Action item: The result should be all the records, exact and complete, without a single picture.

Excerpts from an interface dataset:
++++

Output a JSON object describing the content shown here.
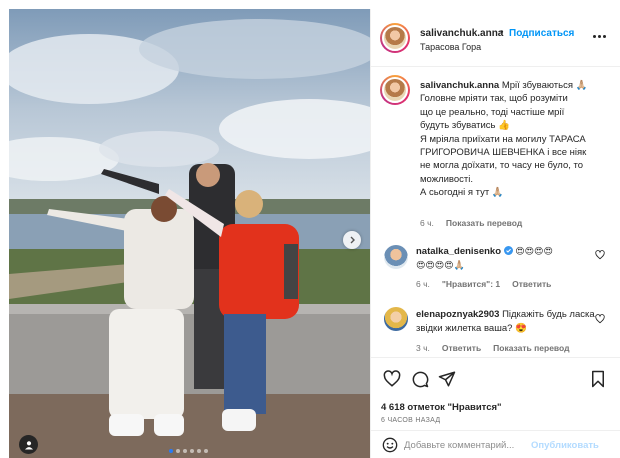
{
  "post": {
    "username": "salivanchuk.anna",
    "separator": "•",
    "follow_label": "Подписаться",
    "location": "Тарасова Гора",
    "caption_lines": [
      "Мрії збуваються 🙏🏼",
      "Головне мріяти так, щоб розуміти",
      "що це реально, тоді частіше мрії",
      "будуть збуватись 👍",
      "Я мріяла приїхати на могилу ТАРАСА",
      "ГРИГОРОВИЧА ШЕВЧЕНКА і все ніяк",
      "не могла доїхати, то часу не було, то",
      "можливості.",
      "А сьогодні я тут 🙏🏼"
    ],
    "caption_time": "6 ч.",
    "show_translation": "Показать перевод",
    "carousel_dots": 6,
    "carousel_active": 0
  },
  "comments": [
    {
      "username": "natalka_denisenko",
      "verified": true,
      "line1": "😍😍😍😍",
      "line2": "😍😍😍😍🙏🏼",
      "time": "6 ч.",
      "likes": "\"Нравится\": 1",
      "reply": "Ответить"
    },
    {
      "username": "elenapoznyak2903",
      "text": "Підкажіть будь ласка звідки жилетка ваша? 😍",
      "time": "3 ч.",
      "reply": "Ответить",
      "show_translation": "Показать перевод"
    }
  ],
  "stats": {
    "likes": "4 618 отметок \"Нравится\"",
    "ago": "6 ЧАСОВ НАЗАД"
  },
  "comment_box": {
    "placeholder": "Добавьте комментарий...",
    "post_label": "Опубликовать"
  },
  "icons": [
    "more-icon",
    "heart-icon",
    "comment-icon",
    "share-icon",
    "bookmark-icon",
    "smile-icon",
    "next-arrow-icon",
    "user-tag-icon",
    "verified-icon"
  ],
  "colors": {
    "link": "#0095f6",
    "verified": "#3897f0",
    "meta": "#737373",
    "post_disabled": "#b3dbff"
  }
}
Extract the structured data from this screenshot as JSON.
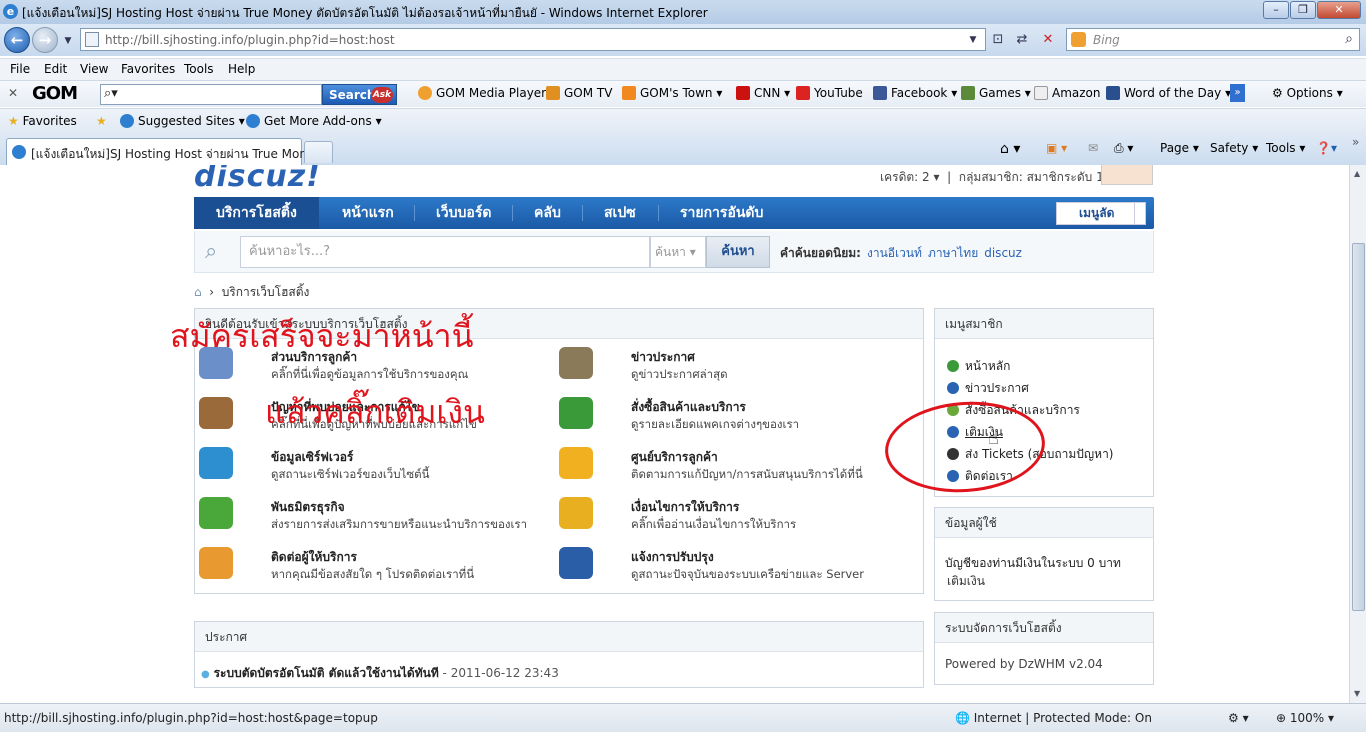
{
  "window": {
    "title": "[แจ้งเตือนใหม่]SJ Hosting Host จ่ายผ่าน True Money ตัดบัตรอัตโนมัติ ไม่ต้องรอเจ้าหน้าที่มายืนยั - Windows Internet Explorer",
    "url": "http://bill.sjhosting.info/plugin.php?id=host:host",
    "search_placeholder": "Bing"
  },
  "menu": [
    "File",
    "Edit",
    "View",
    "Favorites",
    "Tools",
    "Help"
  ],
  "gom_toolbar": {
    "search_button": "Search",
    "ask": "Ask",
    "items": [
      "GOM Media Player",
      "GOM TV",
      "GOM's Town",
      "CNN",
      "YouTube",
      "Facebook",
      "Games",
      "Amazon",
      "Word of the Day",
      "Options"
    ]
  },
  "favorites_bar": {
    "favorites": "Favorites",
    "suggested": "Suggested Sites",
    "addons": "Get More Add-ons"
  },
  "tab": {
    "label": "[แจ้งเตือนใหม่]SJ Hosting Host จ่ายผ่าน True Mone...",
    "commands": [
      "Page",
      "Safety",
      "Tools"
    ]
  },
  "page": {
    "logo": "discuz!",
    "credits": "เครดิต: 2",
    "group": "กลุ่มสมาชิก: สมาชิกระดับ 1",
    "nav": [
      "บริการโฮสติ้ง",
      "หน้าแรก",
      "เว็บบอร์ด",
      "คลับ",
      "สเปซ",
      "รายการอันดับ"
    ],
    "menu_button": "เมนูลัด",
    "search": {
      "placeholder": "ค้นหาอะไร...?",
      "select": "ค้นหา",
      "button": "ค้นหา",
      "hot_label": "คำค้นยอดนิยม:",
      "hot": [
        "งานอีเวนท์",
        "ภาษาไทย",
        "discuz"
      ]
    },
    "breadcrumb": "บริการเว็บโฮสติ้ง",
    "services_header": "ยินดีต้อนรับเข้าสู่ระบบบริการเว็บโฮสติ้ง",
    "services": [
      {
        "title": "ส่วนบริการลูกค้า",
        "desc": "คลิ๊กที่นี่เพื่อดูข้อมูลการใช้บริการของคุณ",
        "color": "#6b8fc9"
      },
      {
        "title": "ข่าวประกาศ",
        "desc": "ดูข่าวประกาศล่าสุด",
        "color": "#8a7a5a"
      },
      {
        "title": "ปัญหาที่พบบ่อยและการแก้ไข",
        "desc": "คลิ๊กที่นี่เพื่อดูปัญหาที่พบบ่อยและการแก้ไข",
        "color": "#9a6a3a"
      },
      {
        "title": "สั่งซื้อสินค้าและบริการ",
        "desc": "ดูรายละเอียดแพคเกจต่างๆของเรา",
        "color": "#3a9a3a"
      },
      {
        "title": "ข้อมูลเซิร์ฟเวอร์",
        "desc": "ดูสถานะเซิร์ฟเวอร์ของเว็บไซต์นี้",
        "color": "#2e8fd0"
      },
      {
        "title": "ศูนย์บริการลูกค้า",
        "desc": "ติดตามการแก้ปัญหา/การสนับสนุนบริการได้ที่นี่",
        "color": "#f0b020"
      },
      {
        "title": "พันธมิตรธุรกิจ",
        "desc": "ส่งรายการส่งเสริมการขายหรือแนะนำบริการของเรา",
        "color": "#4aa83a"
      },
      {
        "title": "เงื่อนไขการให้บริการ",
        "desc": "คลิ๊กเพื่ออ่านเงื่อนไขการให้บริการ",
        "color": "#e8b020"
      },
      {
        "title": "ติดต่อผู้ให้บริการ",
        "desc": "หากคุณมีข้อสงสัยใด ๆ โปรดติดต่อเราที่นี่",
        "color": "#e89a30"
      },
      {
        "title": "แจ้งการปรับปรุง",
        "desc": "ดูสถานะปัจจุบันของระบบเครือข่ายและ Server",
        "color": "#2a5fa8"
      }
    ],
    "announce_header": "ประกาศ",
    "announce": "ระบบตัดบัตรอัตโนมัติ ตัดแล้วใช้งานได้ทันที",
    "announce_date": " - 2011-06-12 23:43",
    "member_menu_header": "เมนูสมาชิก",
    "member_menu": [
      {
        "label": "หน้าหลัก",
        "color": "#3a9a3a"
      },
      {
        "label": "ข่าวประกาศ",
        "color": "#2a63b4"
      },
      {
        "label": "สั่งซื้อสินค้าและบริการ",
        "color": "#6aa83a"
      },
      {
        "label": "เติมเงิน",
        "color": "#2a63b4"
      },
      {
        "label": "ส่ง Tickets (สอบถามปัญหา)",
        "color": "#333333"
      },
      {
        "label": "ติดต่อเรา",
        "color": "#2a63b4"
      }
    ],
    "user_info_header": "ข้อมูลผู้ใช้",
    "balance": "บัญชีของท่านมีเงินในระบบ 0 บาท",
    "topup_link": "เติมเงิน",
    "host_mgmt_header": "ระบบจัดการเว็บโฮสติ้ง",
    "powered": "Powered by DzWHM v2.04",
    "annotation_line1": "สมัครเสร็จจะมาหน้านี้",
    "annotation_line2": "แล้วคลิ๊กเติมเงิน"
  },
  "status": {
    "url": "http://bill.sjhosting.info/plugin.php?id=host:host&page=topup",
    "zone": "Internet | Protected Mode: On",
    "zoom": "100%"
  }
}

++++

Output for this task:
Output a JSON object describing the content shown here.
{
  "post": {
    "username": "salivanchuk.anna",
    "separator": "•",
    "follow_label": "Подписаться",
    "location": "Тарасова Гора",
    "caption_lines": [
      "Мрії збуваються 🙏🏼",
      "Головне мріяти так, щоб розуміти",
      "що це реально, тоді частіше мрії",
      "будуть збуватись 👍",
      "Я мріяла приїхати на могилу ТАРАСА",
      "ГРИГОРОВИЧА ШЕВЧЕНКА і все ніяк",
      "не могла доїхати, то часу не було, то",
      "можливості.",
      "А сьогодні я тут 🙏🏼"
    ],
    "caption_time": "6 ч.",
    "show_translation": "Показать перевод",
    "carousel_dots": 6,
    "carousel_active": 0
  },
  "comments": [
    {
      "username": "natalka_denisenko",
      "verified": true,
      "line1": "😍😍😍😍",
      "line2": "😍😍😍😍🙏🏼",
      "time": "6 ч.",
      "likes": "\"Нравится\": 1",
      "reply": "Ответить"
    },
    {
      "username": "elenapoznyak2903",
      "text": "Підкажіть будь ласка звідки жилетка ваша? 😍",
      "time": "3 ч.",
      "reply": "Ответить",
      "show_translation": "Показать перевод"
    }
  ],
  "stats": {
    "likes": "4 618 отметок \"Нравится\"",
    "ago": "6 ЧАСОВ НАЗАД"
  },
  "comment_box": {
    "placeholder": "Добавьте комментарий...",
    "post_label": "Опубликовать"
  },
  "icons": [
    "more-icon",
    "heart-icon",
    "comment-icon",
    "share-icon",
    "bookmark-icon",
    "smile-icon",
    "next-arrow-icon",
    "user-tag-icon",
    "verified-icon"
  ],
  "colors": {
    "link": "#0095f6",
    "verified": "#3897f0",
    "meta": "#737373",
    "post_disabled": "#b3dbff"
  }
}
Extract the structured data from this screenshot as JSON.
{
  "window": {
    "title": "[แจ้งเตือนใหม่]SJ Hosting Host จ่ายผ่าน True Money ตัดบัตรอัตโนมัติ ไม่ต้องรอเจ้าหน้าที่มายืนยั - Windows Internet Explorer",
    "url": "http://bill.sjhosting.info/plugin.php?id=host:host",
    "search_placeholder": "Bing"
  },
  "menu": [
    "File",
    "Edit",
    "View",
    "Favorites",
    "Tools",
    "Help"
  ],
  "gom_toolbar": {
    "search_button": "Search",
    "ask": "Ask",
    "items": [
      "GOM Media Player",
      "GOM TV",
      "GOM's Town",
      "CNN",
      "YouTube",
      "Facebook",
      "Games",
      "Amazon",
      "Word of the Day",
      "Options"
    ]
  },
  "favorites_bar": {
    "favorites": "Favorites",
    "suggested": "Suggested Sites",
    "addons": "Get More Add-ons"
  },
  "tab": {
    "label": "[แจ้งเตือนใหม่]SJ Hosting Host จ่ายผ่าน True Mone...",
    "commands": [
      "Page",
      "Safety",
      "Tools"
    ]
  },
  "page": {
    "logo": "discuz!",
    "credits": "เครดิต: 2",
    "group": "กลุ่มสมาชิก: สมาชิกระดับ 1",
    "nav": [
      "บริการโฮสติ้ง",
      "หน้าแรก",
      "เว็บบอร์ด",
      "คลับ",
      "สเปซ",
      "รายการอันดับ"
    ],
    "menu_button": "เมนูลัด",
    "search": {
      "placeholder": "ค้นหาอะไร...?",
      "select": "ค้นหา",
      "button": "ค้นหา",
      "hot_label": "คำค้นยอดนิยม:",
      "hot": [
        "งานอีเวนท์",
        "ภาษาไทย",
        "discuz"
      ]
    },
    "breadcrumb": "บริการเว็บโฮสติ้ง",
    "services_header": "ยินดีต้อนรับเข้าสู่ระบบบริการเว็บโฮสติ้ง",
    "services": [
      {
        "title": "ส่วนบริการลูกค้า",
        "desc": "คลิ๊กที่นี่เพื่อดูข้อมูลการใช้บริการของคุณ",
        "color": "#6b8fc9"
      },
      {
        "title": "ข่าวประกาศ",
        "desc": "ดูข่าวประกาศล่าสุด",
        "color": "#8a7a5a"
      },
      {
        "title": "ปัญหาที่พบบ่อยและการแก้ไข",
        "desc": "คลิ๊กที่นี่เพื่อดูปัญหาที่พบบ่อยและการแก้ไข",
        "color": "#9a6a3a"
      },
      {
        "title": "สั่งซื้อสินค้าและบริการ",
        "desc": "ดูรายละเอียดแพคเกจต่างๆของเรา",
        "color": "#3a9a3a"
      },
      {
        "title": "ข้อมูลเซิร์ฟเวอร์",
        "desc": "ดูสถานะเซิร์ฟเวอร์ของเว็บไซต์นี้",
        "color": "#2e8fd0"
      },
      {
        "title": "ศูนย์บริการลูกค้า",
        "desc": "ติดตามการแก้ปัญหา/การสนับสนุนบริการได้ที่นี่",
        "color": "#f0b020"
      },
      {
        "title": "พันธมิตรธุรกิจ",
        "desc": "ส่งรายการส่งเสริมการขายหรือแนะนำบริการของเรา",
        "color": "#4aa83a"
      },
      {
        "title": "เงื่อนไขการให้บริการ",
        "desc": "คลิ๊กเพื่ออ่านเงื่อนไขการให้บริการ",
        "color": "#e8b020"
      },
      {
        "title": "ติดต่อผู้ให้บริการ",
        "desc": "หากคุณมีข้อสงสัยใด ๆ โปรดติดต่อเราที่นี่",
        "color": "#e89a30"
      },
      {
        "title": "แจ้งการปรับปรุง",
        "desc": "ดูสถานะปัจจุบันของระบบเครือข่ายและ Server",
        "color": "#2a5fa8"
      }
    ],
    "announce_header": "ประกาศ",
    "announce": "ระบบตัดบัตรอัตโนมัติ ตัดแล้วใช้งานได้ทันที",
    "announce_date": " - 2011-06-12 23:43",
    "member_menu_header": "เมนูสมาชิก",
    "member_menu": [
      {
        "label": "หน้าหลัก",
        "color": "#3a9a3a"
      },
      {
        "label": "ข่าวประกาศ",
        "color": "#2a63b4"
      },
      {
        "label": "สั่งซื้อสินค้าและบริการ",
        "color": "#6aa83a"
      },
      {
        "label": "เติมเงิน",
        "color": "#2a63b4"
      },
      {
        "label": "ส่ง Tickets (สอบถามปัญหา)",
        "color": "#333333"
      },
      {
        "label": "ติดต่อเรา",
        "color": "#2a63b4"
      }
    ],
    "user_info_header": "ข้อมูลผู้ใช้",
    "balance": "บัญชีของท่านมีเงินในระบบ 0 บาท",
    "topup_link": "เติมเงิน",
    "host_mgmt_header": "ระบบจัดการเว็บโฮสติ้ง",
    "powered": "Powered by DzWHM v2.04",
    "annotation_line1": "สมัครเสร็จจะมาหน้านี้",
    "annotation_line2": "แล้วคลิ๊กเติมเงิน"
  },
  "status": {
    "url": "http://bill.sjhosting.info/plugin.php?id=host:host&page=topup",
    "zone": "Internet | Protected Mode: On",
    "zoom": "100%"
  }
}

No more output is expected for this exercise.